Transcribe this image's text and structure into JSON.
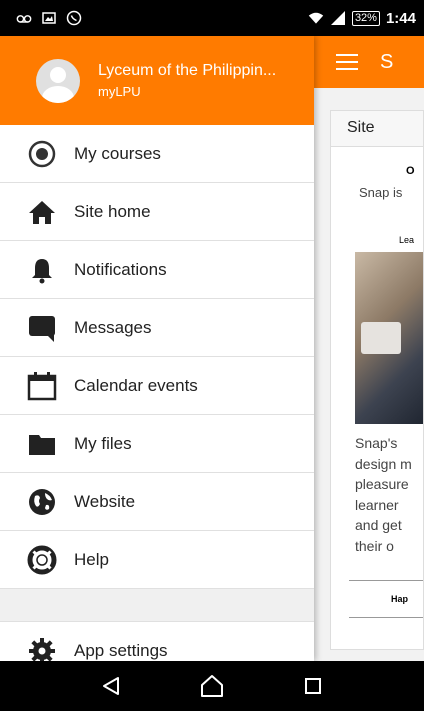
{
  "status_bar": {
    "time": "1:44",
    "battery": "32%",
    "icons": [
      "voicemail-icon",
      "image-icon",
      "whatsapp-icon",
      "wifi-icon",
      "signal-icon",
      "battery-icon"
    ]
  },
  "app": {
    "title_partial": "S",
    "card": {
      "tab": "Site",
      "line1": "O",
      "line2": "Snap is",
      "line3": "Lea",
      "paragraph": [
        "Snap's",
        "design m",
        "pleasure",
        "learner",
        "and get",
        "their o"
      ],
      "footer": "Hap"
    }
  },
  "drawer": {
    "site_name": "Lyceum of the Philippin...",
    "site_sub": "myLPU",
    "items": [
      {
        "label": "My courses",
        "icon": "my-courses-icon"
      },
      {
        "label": "Site home",
        "icon": "home-icon"
      },
      {
        "label": "Notifications",
        "icon": "bell-icon"
      },
      {
        "label": "Messages",
        "icon": "message-icon"
      },
      {
        "label": "Calendar events",
        "icon": "calendar-icon"
      },
      {
        "label": "My files",
        "icon": "folder-icon"
      },
      {
        "label": "Website",
        "icon": "globe-icon"
      },
      {
        "label": "Help",
        "icon": "lifebuoy-icon"
      }
    ],
    "settings_label": "App settings"
  },
  "navbar": {
    "icons": [
      "back-icon",
      "home-icon",
      "recents-icon"
    ]
  },
  "colors": {
    "accent": "#ff7b00",
    "icon": "#333333"
  }
}
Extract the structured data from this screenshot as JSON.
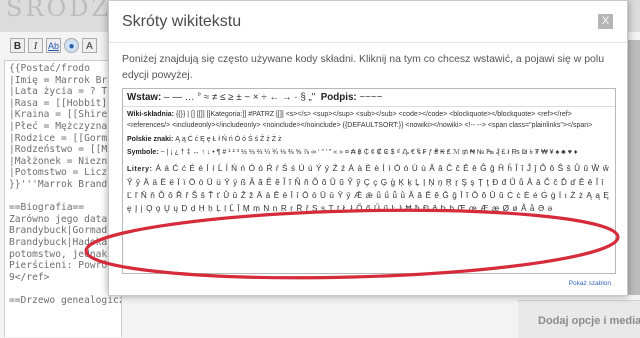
{
  "background": {
    "logo": "ŚRODZIE",
    "toolbar": [
      {
        "label": "B",
        "cls": "b"
      },
      {
        "label": "I",
        "cls": "i"
      },
      {
        "label": "Ab",
        "cls": "ab"
      },
      {
        "label": "●",
        "cls": "globe"
      },
      {
        "label": "A",
        "cls": ""
      }
    ],
    "editor_lines": [
      "{{Postać/frodo",
      "|Imię = Marrok Brand",
      "|Lata życia = ? TE",
      "|Rasa = [[Hobbit]]",
      "|Kraina = [[Shire]]",
      "|Płeć = Mężczyzna",
      "|Rodzice = [[Gormad",
      "|Rodzeństwo = [[Mad",
      "|Małżonek = Nieznan",
      "|Potomstwo = Liczni",
      "}}'''Marrok Brandyb",
      "",
      "==Biografia==",
      "Zarówno jego data",
      "Brandybuck|Gormad",
      "Brandybuck|Hadoka]",
      "potomstwo, jednak j",
      "Pierścieni: Powrót",
      "9</ref>",
      "",
      "==Drzewo genealogiczne=="
    ],
    "right_panel_text": "Dodaj opcje i media"
  },
  "modal": {
    "title": "Skróty wikitekstu",
    "close_label": "X",
    "description": "Poniżej znajdują się często używane kody składni. Kliknij na tym co chcesz wstawić, a pojawi się w polu edycji powyżej.",
    "insert_label": "Wstaw:",
    "insert_symbols": "– — …  ° ≈ ≠ ≤ ≥ ± − × ÷ ← → · § „\"",
    "signature_label": "Podpis:",
    "signature_value": "~~~~",
    "wiki_label": "Wiki-składnia:",
    "wiki_items": "{{}}  |  []  [[]]  [[Kategoria:]]  #PATRZ [[]]  <s></s>  <sup></sup>  <sub></sub>  <code></code>  <blockquote></blockquote>  <ref></ref>  <references/>  <includeonly></includeonly>  <noinclude></noinclude>  {{DEFAULTSORT:}}  <nowiki></nowiki>  <!-- -->  <span class=\"plainlinks\"></span>",
    "polish_label": "Polskie znaki:",
    "polish_chars": "Ą ą Ć ć Ę ę Ł ł Ń ń Ó ó Ś ś Ź ź Ż ż",
    "symbols_label": "Symbole:",
    "symbols_chars": "~ | ¡ ¿ † ‡ ↔ ↑ ↓ • ¶ # ¹ ² ³ ½ ⅓ ⅔ ¼ ¾ ⅛ ⅜ ⅝ ⅞ ∞ ‘ “ ’ ” « » ¤ ₳ ฿ ₵ ¢ ₡ ₢ $ ₫ ₯ € ₠ ₣ ƒ ₴ ₭ ₤ ℳ ₥ ₦ № ₧ ₰ £ ៛ ₨ ₪ ৳ ₮ ₩ ¥ ♠ ♣ ♥ ♦",
    "letters_label": "Litery:",
    "letters_chars": "Á á Ć ć É é Í í Ĺ ĺ Ń ń Ó ó Ŕ ŕ Ś ś Ú ú Ý ý Ź ź  À à È è Ì ì Ò ò Ù ù  Â â Ĉ ĉ Ê ê Ĝ ĝ Ĥ ĥ Î î Ĵ ĵ Ô ô Ŝ ŝ Û û Ŵ ŵ Ŷ ŷ  Ä ä Ë ë Ï ï Ö ö Ü ü Ÿ ÿ  ß  Ã ã Ẽ ẽ Ĩ ĩ Ñ ñ Õ õ Ũ ũ Ỹ ỹ  Ç ç Ģ ģ Ķ ķ Ļ ļ Ņ ņ Ŗ ŗ Ş ş Ţ ţ  Đ đ  Ů ů  Ǎ ǎ Č č Ď ď Ě ě Ǐ ǐ Ľ ľ Ň ň Ǒ ǒ Ř ř Š š Ť ť Ǔ ǔ Ž ž  Ā ā Ē ē Ī ī Ō ō Ū ū Ȳ ȳ Ǣ ǣ  ǖ ǘ ǚ ǜ  Ă ă Ĕ ĕ Ğ ğ Ĭ ĭ Ŏ ŏ Ŭ ŭ  Ċ ċ Ė ė Ġ ġ İ ı Ż ż  Ą ą Ę ę Į į Ǫ ǫ Ų ų  Ḍ ḍ Ḥ ḥ Ḷ ḷ Ḹ ḹ Ṃ ṃ Ṇ ṇ Ṛ ṛ Ṝ ṝ Ṣ ṣ Ṭ ṭ  Ł ł  Ő ő Ű ű  Ŀ ŀ  Ħ ħ  Ð ð Þ þ  Œ œ  Æ æ Ø ø Å å  Ə ə",
    "show_template": "Pokaż szablon"
  },
  "annotation": {
    "color": "#d62b3b"
  }
}
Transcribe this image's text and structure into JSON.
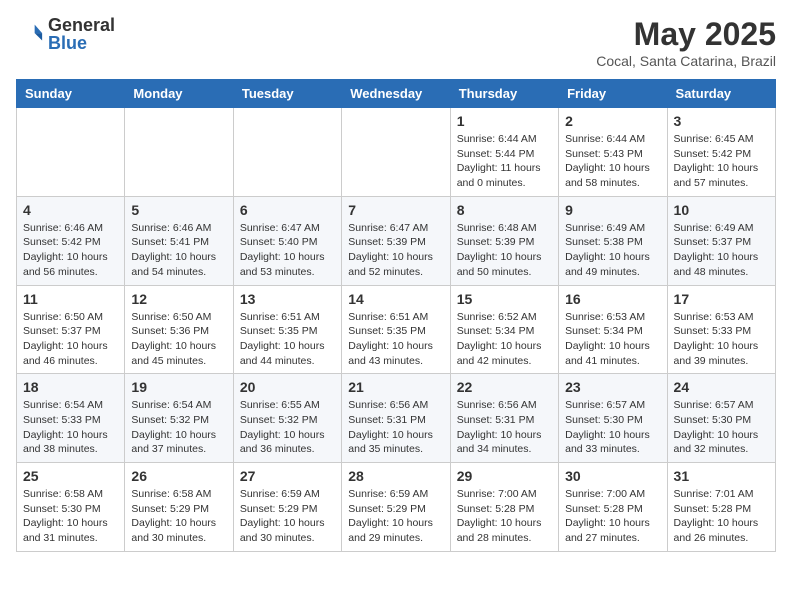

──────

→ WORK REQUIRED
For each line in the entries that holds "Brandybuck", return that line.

→ OUTPUT OF THE EXERCISE
      "Brandybuck|Gormad",
      "Brandybuck|Hadoka]",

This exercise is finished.